:: Extracted information

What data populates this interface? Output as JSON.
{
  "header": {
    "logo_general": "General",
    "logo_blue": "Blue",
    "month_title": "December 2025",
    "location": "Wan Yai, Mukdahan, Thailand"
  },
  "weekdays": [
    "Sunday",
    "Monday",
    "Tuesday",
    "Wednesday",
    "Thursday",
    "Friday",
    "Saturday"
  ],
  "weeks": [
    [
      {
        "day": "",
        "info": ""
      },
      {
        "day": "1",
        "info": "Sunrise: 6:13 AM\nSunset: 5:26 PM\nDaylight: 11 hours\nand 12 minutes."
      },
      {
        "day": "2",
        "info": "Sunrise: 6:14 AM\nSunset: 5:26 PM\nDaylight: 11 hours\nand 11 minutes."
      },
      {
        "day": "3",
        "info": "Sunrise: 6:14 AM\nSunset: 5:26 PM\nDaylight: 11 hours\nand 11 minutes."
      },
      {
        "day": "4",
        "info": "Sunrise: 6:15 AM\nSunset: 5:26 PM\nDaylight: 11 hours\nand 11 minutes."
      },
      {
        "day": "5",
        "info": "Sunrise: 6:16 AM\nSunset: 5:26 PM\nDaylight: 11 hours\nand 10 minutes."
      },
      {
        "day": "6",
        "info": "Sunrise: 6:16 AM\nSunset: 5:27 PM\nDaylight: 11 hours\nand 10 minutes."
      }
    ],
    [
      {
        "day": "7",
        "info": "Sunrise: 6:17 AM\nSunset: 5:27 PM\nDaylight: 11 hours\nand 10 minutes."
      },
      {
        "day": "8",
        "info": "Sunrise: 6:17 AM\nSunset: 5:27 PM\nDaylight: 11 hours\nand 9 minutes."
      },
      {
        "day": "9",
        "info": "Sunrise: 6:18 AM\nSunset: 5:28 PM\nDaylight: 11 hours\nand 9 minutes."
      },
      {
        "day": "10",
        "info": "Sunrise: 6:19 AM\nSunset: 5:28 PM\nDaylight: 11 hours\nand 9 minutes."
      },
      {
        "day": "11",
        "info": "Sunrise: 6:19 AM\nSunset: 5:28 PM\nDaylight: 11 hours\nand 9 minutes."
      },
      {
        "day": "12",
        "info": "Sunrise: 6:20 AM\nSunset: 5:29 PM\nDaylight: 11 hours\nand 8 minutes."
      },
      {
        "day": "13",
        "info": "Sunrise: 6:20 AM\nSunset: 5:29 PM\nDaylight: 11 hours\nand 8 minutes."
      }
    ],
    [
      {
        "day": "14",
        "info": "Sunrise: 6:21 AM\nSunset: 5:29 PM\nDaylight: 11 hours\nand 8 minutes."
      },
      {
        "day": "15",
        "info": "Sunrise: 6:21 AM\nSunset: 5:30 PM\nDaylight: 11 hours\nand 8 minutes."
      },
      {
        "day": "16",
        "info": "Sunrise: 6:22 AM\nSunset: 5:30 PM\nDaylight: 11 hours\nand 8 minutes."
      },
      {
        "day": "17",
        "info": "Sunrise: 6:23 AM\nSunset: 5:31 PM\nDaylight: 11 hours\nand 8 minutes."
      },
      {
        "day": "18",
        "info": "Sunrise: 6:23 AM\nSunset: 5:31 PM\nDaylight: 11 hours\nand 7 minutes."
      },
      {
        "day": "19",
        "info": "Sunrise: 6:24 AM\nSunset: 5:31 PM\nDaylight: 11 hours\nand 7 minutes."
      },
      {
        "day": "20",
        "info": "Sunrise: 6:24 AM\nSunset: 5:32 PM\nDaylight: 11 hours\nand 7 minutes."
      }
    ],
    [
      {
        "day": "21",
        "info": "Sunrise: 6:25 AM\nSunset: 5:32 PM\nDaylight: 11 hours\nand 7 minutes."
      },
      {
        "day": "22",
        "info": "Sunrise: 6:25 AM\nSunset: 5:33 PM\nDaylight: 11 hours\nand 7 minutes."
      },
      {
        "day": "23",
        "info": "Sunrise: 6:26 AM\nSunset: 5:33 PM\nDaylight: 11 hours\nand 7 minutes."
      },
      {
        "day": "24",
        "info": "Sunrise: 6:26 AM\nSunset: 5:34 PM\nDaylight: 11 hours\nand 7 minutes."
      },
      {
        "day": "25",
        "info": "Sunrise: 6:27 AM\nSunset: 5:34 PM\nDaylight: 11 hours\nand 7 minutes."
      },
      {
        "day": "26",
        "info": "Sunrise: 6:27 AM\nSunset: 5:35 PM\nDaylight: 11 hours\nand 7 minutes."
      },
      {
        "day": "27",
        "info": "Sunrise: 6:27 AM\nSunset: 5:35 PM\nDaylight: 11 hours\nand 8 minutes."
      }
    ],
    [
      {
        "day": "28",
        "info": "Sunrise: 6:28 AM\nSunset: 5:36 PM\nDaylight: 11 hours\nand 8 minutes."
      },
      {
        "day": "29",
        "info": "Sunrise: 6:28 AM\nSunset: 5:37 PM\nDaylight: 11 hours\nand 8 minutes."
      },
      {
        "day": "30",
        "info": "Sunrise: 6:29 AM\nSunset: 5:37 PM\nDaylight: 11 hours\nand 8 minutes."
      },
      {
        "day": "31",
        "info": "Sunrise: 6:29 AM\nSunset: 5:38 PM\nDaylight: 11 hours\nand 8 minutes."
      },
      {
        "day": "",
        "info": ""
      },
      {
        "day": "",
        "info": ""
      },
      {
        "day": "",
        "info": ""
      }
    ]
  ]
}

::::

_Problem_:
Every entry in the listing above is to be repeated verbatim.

_Answer to the problem_:
What data populates this interface? Output as JSON.
{
  "header": {
    "logo_general": "General",
    "logo_blue": "Blue",
    "month_title": "December 2025",
    "location": "Wan Yai, Mukdahan, Thailand"
  },
  "weekdays": [
    "Sunday",
    "Monday",
    "Tuesday",
    "Wednesday",
    "Thursday",
    "Friday",
    "Saturday"
  ],
  "weeks": [
    [
      {
        "day": "",
        "info": ""
      },
      {
        "day": "1",
        "info": "Sunrise: 6:13 AM\nSunset: 5:26 PM\nDaylight: 11 hours\nand 12 minutes."
      },
      {
        "day": "2",
        "info": "Sunrise: 6:14 AM\nSunset: 5:26 PM\nDaylight: 11 hours\nand 11 minutes."
      },
      {
        "day": "3",
        "info": "Sunrise: 6:14 AM\nSunset: 5:26 PM\nDaylight: 11 hours\nand 11 minutes."
      },
      {
        "day": "4",
        "info": "Sunrise: 6:15 AM\nSunset: 5:26 PM\nDaylight: 11 hours\nand 11 minutes."
      },
      {
        "day": "5",
        "info": "Sunrise: 6:16 AM\nSunset: 5:26 PM\nDaylight: 11 hours\nand 10 minutes."
      },
      {
        "day": "6",
        "info": "Sunrise: 6:16 AM\nSunset: 5:27 PM\nDaylight: 11 hours\nand 10 minutes."
      }
    ],
    [
      {
        "day": "7",
        "info": "Sunrise: 6:17 AM\nSunset: 5:27 PM\nDaylight: 11 hours\nand 10 minutes."
      },
      {
        "day": "8",
        "info": "Sunrise: 6:17 AM\nSunset: 5:27 PM\nDaylight: 11 hours\nand 9 minutes."
      },
      {
        "day": "9",
        "info": "Sunrise: 6:18 AM\nSunset: 5:28 PM\nDaylight: 11 hours\nand 9 minutes."
      },
      {
        "day": "10",
        "info": "Sunrise: 6:19 AM\nSunset: 5:28 PM\nDaylight: 11 hours\nand 9 minutes."
      },
      {
        "day": "11",
        "info": "Sunrise: 6:19 AM\nSunset: 5:28 PM\nDaylight: 11 hours\nand 9 minutes."
      },
      {
        "day": "12",
        "info": "Sunrise: 6:20 AM\nSunset: 5:29 PM\nDaylight: 11 hours\nand 8 minutes."
      },
      {
        "day": "13",
        "info": "Sunrise: 6:20 AM\nSunset: 5:29 PM\nDaylight: 11 hours\nand 8 minutes."
      }
    ],
    [
      {
        "day": "14",
        "info": "Sunrise: 6:21 AM\nSunset: 5:29 PM\nDaylight: 11 hours\nand 8 minutes."
      },
      {
        "day": "15",
        "info": "Sunrise: 6:21 AM\nSunset: 5:30 PM\nDaylight: 11 hours\nand 8 minutes."
      },
      {
        "day": "16",
        "info": "Sunrise: 6:22 AM\nSunset: 5:30 PM\nDaylight: 11 hours\nand 8 minutes."
      },
      {
        "day": "17",
        "info": "Sunrise: 6:23 AM\nSunset: 5:31 PM\nDaylight: 11 hours\nand 8 minutes."
      },
      {
        "day": "18",
        "info": "Sunrise: 6:23 AM\nSunset: 5:31 PM\nDaylight: 11 hours\nand 7 minutes."
      },
      {
        "day": "19",
        "info": "Sunrise: 6:24 AM\nSunset: 5:31 PM\nDaylight: 11 hours\nand 7 minutes."
      },
      {
        "day": "20",
        "info": "Sunrise: 6:24 AM\nSunset: 5:32 PM\nDaylight: 11 hours\nand 7 minutes."
      }
    ],
    [
      {
        "day": "21",
        "info": "Sunrise: 6:25 AM\nSunset: 5:32 PM\nDaylight: 11 hours\nand 7 minutes."
      },
      {
        "day": "22",
        "info": "Sunrise: 6:25 AM\nSunset: 5:33 PM\nDaylight: 11 hours\nand 7 minutes."
      },
      {
        "day": "23",
        "info": "Sunrise: 6:26 AM\nSunset: 5:33 PM\nDaylight: 11 hours\nand 7 minutes."
      },
      {
        "day": "24",
        "info": "Sunrise: 6:26 AM\nSunset: 5:34 PM\nDaylight: 11 hours\nand 7 minutes."
      },
      {
        "day": "25",
        "info": "Sunrise: 6:27 AM\nSunset: 5:34 PM\nDaylight: 11 hours\nand 7 minutes."
      },
      {
        "day": "26",
        "info": "Sunrise: 6:27 AM\nSunset: 5:35 PM\nDaylight: 11 hours\nand 7 minutes."
      },
      {
        "day": "27",
        "info": "Sunrise: 6:27 AM\nSunset: 5:35 PM\nDaylight: 11 hours\nand 8 minutes."
      }
    ],
    [
      {
        "day": "28",
        "info": "Sunrise: 6:28 AM\nSunset: 5:36 PM\nDaylight: 11 hours\nand 8 minutes."
      },
      {
        "day": "29",
        "info": "Sunrise: 6:28 AM\nSunset: 5:37 PM\nDaylight: 11 hours\nand 8 minutes."
      },
      {
        "day": "30",
        "info": "Sunrise: 6:29 AM\nSunset: 5:37 PM\nDaylight: 11 hours\nand 8 minutes."
      },
      {
        "day": "31",
        "info": "Sunrise: 6:29 AM\nSunset: 5:38 PM\nDaylight: 11 hours\nand 8 minutes."
      },
      {
        "day": "",
        "info": ""
      },
      {
        "day": "",
        "info": ""
      },
      {
        "day": "",
        "info": ""
      }
    ]
  ]
}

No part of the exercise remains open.